══ Source information

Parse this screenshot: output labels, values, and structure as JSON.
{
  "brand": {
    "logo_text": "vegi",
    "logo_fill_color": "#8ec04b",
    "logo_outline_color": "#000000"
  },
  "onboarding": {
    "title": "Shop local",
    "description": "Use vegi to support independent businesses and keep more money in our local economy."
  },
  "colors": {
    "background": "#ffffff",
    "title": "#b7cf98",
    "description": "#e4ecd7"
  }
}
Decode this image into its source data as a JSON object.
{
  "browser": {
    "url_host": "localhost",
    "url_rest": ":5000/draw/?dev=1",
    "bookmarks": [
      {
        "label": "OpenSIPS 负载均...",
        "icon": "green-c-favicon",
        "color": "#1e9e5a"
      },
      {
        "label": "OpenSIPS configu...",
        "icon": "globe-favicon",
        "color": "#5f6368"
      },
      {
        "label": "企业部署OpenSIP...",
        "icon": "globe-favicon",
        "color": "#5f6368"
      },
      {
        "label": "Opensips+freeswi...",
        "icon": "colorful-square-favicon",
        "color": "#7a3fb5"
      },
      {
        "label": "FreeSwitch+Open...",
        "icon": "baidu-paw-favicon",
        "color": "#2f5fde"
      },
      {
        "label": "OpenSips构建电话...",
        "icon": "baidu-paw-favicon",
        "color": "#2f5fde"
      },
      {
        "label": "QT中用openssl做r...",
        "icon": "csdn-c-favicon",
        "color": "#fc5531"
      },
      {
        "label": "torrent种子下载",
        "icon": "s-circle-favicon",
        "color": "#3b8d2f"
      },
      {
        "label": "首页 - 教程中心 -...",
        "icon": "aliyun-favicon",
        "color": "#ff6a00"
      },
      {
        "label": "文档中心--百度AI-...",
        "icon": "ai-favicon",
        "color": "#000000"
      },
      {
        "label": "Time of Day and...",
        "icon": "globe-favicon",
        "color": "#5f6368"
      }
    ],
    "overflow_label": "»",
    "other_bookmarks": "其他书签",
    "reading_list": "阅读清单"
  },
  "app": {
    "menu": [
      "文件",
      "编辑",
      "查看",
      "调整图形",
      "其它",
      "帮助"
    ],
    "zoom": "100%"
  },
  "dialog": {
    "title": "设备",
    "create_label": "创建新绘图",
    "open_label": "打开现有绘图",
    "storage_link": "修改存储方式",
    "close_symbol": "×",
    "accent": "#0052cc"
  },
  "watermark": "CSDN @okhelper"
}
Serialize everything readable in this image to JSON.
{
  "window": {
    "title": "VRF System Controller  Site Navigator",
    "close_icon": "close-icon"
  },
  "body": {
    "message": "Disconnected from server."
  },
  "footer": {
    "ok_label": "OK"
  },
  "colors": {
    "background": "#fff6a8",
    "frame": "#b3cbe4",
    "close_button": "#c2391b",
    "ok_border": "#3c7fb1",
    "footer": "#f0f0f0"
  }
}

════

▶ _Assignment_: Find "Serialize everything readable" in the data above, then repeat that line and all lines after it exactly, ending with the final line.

▶ _Task response_:
Serialize everything readable in this image to JSON.
{
  "window": {
    "title": "VRF System Controller  Site Navigator",
    "close_icon": "close-icon"
  },
  "body": {
    "message": "Disconnected from server."
  },
  "footer": {
    "ok_label": "OK"
  },
  "colors": {
    "background": "#fff6a8",
    "frame": "#b3cbe4",
    "close_button": "#c2391b",
    "ok_border": "#3c7fb1",
    "footer": "#f0f0f0"
  }
}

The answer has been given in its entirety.